Directions for this task: What is the number of lines in the records that contain "联华国际保险经纪"? Give only that number.

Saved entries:

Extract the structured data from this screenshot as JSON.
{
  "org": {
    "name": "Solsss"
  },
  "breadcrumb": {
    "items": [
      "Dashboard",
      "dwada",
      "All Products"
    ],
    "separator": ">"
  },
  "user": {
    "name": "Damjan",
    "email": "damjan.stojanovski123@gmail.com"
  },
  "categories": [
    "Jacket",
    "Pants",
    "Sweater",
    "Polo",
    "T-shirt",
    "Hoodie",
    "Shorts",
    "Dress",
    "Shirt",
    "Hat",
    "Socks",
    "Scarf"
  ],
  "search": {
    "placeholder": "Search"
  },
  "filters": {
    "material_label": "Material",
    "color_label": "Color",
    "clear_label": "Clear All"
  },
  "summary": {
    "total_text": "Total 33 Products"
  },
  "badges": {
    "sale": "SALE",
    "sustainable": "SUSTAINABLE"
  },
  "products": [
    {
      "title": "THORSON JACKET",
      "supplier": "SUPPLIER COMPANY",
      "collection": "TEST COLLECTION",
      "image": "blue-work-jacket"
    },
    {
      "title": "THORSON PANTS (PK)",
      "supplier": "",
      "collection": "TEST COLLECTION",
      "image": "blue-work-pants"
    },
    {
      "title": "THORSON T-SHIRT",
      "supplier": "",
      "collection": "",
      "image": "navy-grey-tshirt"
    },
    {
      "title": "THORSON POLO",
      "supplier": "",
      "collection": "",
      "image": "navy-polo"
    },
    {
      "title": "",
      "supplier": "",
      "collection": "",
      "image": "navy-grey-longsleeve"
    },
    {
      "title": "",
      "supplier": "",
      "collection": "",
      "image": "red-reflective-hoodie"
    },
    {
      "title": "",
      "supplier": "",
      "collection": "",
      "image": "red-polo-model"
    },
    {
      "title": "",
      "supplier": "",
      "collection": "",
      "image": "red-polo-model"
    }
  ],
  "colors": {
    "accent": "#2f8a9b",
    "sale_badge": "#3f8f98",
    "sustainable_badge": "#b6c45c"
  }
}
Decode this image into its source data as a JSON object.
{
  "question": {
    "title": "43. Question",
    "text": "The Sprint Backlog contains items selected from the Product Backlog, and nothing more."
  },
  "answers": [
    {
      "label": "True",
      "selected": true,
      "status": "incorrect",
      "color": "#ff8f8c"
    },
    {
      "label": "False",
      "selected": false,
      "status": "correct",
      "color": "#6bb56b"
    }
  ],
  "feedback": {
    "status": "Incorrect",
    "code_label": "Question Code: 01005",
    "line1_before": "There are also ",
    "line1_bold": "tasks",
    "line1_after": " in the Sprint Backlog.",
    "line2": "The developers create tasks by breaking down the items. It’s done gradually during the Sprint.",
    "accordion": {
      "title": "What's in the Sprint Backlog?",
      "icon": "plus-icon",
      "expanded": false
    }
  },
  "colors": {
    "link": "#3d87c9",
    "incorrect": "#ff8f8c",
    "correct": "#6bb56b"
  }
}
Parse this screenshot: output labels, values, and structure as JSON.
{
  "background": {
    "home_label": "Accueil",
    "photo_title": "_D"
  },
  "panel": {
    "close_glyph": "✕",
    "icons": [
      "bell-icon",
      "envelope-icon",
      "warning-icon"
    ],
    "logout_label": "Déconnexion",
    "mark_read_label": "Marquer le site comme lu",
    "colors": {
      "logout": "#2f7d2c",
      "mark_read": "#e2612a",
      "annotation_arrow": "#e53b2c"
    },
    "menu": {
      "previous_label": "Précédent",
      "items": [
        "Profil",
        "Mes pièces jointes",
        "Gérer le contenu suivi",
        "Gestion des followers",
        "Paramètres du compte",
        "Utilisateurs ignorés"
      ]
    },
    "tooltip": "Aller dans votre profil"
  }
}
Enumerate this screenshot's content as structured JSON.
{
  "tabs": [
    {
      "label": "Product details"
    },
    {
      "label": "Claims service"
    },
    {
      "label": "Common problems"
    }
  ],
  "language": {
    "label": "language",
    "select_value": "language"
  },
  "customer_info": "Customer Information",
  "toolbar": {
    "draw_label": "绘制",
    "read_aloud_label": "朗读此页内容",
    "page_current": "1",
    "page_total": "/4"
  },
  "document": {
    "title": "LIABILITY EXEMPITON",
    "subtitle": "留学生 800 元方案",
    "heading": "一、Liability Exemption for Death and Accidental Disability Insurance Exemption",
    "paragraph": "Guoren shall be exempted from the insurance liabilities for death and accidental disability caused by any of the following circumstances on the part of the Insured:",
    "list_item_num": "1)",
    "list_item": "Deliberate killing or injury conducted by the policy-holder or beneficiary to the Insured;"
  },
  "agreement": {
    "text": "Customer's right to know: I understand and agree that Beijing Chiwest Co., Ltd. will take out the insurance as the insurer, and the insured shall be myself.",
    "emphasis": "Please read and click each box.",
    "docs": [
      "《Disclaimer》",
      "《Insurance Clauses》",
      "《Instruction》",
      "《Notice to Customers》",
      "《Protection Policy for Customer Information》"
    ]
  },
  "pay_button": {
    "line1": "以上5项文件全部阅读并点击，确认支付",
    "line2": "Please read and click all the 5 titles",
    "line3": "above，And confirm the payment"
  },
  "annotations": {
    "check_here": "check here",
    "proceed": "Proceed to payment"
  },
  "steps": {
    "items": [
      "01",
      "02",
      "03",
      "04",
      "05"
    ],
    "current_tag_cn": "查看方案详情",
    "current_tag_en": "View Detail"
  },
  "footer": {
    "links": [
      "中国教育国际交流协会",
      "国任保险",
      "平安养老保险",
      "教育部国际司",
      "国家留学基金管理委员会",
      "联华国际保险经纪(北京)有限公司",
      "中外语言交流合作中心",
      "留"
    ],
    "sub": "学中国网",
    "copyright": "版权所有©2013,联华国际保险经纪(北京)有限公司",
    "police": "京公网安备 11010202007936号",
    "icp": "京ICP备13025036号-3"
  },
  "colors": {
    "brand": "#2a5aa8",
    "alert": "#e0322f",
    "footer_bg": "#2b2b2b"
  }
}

Result: 2